Once you have checked the records that follow, state how many of their lines hold "Поворот", giving the number only.

Extracted records:
------------------------
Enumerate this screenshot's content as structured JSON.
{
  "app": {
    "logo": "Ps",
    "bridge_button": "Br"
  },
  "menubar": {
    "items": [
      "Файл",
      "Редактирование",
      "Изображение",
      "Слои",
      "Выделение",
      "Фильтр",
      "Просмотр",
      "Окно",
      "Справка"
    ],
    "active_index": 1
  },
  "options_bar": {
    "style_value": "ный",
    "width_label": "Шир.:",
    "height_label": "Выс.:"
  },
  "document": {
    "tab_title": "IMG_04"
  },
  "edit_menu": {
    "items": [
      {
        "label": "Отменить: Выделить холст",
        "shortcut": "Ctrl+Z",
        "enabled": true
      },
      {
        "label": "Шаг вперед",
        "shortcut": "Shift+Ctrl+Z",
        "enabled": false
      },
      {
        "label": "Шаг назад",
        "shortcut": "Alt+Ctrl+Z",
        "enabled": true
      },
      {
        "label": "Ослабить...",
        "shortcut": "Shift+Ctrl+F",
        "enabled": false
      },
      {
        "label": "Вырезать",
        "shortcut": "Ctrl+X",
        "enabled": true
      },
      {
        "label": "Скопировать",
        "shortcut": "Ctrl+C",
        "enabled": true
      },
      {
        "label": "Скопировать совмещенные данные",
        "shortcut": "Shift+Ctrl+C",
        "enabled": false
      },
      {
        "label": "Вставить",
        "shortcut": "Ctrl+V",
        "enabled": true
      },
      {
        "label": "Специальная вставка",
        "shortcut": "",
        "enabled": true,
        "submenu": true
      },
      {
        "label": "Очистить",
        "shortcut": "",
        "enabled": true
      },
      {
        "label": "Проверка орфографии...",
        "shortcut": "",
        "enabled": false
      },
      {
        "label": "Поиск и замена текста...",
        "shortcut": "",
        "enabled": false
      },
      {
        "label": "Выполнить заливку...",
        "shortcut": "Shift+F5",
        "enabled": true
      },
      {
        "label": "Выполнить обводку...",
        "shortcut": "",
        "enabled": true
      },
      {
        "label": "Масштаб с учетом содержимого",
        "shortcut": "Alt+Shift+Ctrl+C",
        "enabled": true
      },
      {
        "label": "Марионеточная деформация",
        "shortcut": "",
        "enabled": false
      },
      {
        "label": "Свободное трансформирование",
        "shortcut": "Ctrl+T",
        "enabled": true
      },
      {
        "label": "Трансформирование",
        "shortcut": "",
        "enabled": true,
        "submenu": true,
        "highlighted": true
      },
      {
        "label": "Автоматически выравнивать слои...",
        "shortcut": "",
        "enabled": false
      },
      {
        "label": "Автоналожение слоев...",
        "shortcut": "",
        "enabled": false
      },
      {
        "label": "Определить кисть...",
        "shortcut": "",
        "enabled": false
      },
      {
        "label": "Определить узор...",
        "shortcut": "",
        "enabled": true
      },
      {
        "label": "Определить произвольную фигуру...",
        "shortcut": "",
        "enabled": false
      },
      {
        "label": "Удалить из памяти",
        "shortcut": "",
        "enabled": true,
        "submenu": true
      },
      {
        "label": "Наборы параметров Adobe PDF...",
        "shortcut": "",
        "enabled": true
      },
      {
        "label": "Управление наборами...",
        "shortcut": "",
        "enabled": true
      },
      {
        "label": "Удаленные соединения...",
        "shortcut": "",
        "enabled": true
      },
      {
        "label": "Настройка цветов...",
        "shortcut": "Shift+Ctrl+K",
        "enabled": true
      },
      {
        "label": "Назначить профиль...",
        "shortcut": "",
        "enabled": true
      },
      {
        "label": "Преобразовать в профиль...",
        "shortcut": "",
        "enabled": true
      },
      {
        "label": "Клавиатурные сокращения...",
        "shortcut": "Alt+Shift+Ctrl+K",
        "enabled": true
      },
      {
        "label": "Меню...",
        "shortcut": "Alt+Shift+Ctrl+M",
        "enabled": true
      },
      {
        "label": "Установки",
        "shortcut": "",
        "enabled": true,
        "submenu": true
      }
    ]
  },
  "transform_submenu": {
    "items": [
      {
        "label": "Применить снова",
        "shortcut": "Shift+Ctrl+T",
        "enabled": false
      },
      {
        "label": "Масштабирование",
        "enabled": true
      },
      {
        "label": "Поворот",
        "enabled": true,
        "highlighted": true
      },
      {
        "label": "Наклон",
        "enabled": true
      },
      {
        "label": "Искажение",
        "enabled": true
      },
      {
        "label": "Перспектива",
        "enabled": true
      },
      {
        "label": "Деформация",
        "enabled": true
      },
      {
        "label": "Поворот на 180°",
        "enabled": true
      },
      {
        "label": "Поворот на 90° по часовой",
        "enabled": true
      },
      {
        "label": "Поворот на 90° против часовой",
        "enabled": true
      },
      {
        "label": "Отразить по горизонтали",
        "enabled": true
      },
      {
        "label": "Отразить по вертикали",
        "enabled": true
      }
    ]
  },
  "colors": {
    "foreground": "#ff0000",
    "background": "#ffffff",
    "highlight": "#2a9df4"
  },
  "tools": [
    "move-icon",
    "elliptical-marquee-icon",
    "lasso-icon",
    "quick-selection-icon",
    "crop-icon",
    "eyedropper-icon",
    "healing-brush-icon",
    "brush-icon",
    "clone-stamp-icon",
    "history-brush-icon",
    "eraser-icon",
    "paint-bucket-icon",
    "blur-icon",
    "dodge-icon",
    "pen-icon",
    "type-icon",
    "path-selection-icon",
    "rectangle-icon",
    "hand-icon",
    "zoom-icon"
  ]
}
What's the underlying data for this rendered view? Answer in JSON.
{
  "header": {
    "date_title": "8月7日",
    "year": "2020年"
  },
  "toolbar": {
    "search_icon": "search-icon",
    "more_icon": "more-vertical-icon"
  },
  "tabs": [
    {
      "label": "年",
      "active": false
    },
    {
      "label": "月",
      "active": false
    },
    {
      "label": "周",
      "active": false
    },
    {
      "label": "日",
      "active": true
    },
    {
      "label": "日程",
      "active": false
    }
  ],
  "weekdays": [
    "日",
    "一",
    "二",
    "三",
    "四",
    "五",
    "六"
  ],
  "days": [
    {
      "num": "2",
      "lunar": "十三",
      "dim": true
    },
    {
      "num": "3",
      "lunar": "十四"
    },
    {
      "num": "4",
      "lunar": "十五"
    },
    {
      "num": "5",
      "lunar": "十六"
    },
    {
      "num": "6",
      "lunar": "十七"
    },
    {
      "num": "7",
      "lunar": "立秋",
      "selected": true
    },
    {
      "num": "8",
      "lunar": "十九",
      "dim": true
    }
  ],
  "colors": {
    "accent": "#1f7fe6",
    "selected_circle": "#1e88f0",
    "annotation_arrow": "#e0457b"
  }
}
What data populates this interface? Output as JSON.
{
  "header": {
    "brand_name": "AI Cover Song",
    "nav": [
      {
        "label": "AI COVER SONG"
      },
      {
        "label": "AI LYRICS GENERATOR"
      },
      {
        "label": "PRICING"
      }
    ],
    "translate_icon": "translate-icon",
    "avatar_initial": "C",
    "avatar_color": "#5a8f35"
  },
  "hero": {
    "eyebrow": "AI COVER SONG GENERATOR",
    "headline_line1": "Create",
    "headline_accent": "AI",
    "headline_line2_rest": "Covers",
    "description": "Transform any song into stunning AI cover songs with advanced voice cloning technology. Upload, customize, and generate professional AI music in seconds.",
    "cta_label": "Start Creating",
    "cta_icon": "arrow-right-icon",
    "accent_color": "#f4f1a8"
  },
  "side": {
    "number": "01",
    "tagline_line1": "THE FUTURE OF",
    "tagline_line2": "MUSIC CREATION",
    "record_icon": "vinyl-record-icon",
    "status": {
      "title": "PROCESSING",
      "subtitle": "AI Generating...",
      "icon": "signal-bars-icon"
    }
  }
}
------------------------
→ **Reply to the exercise**
4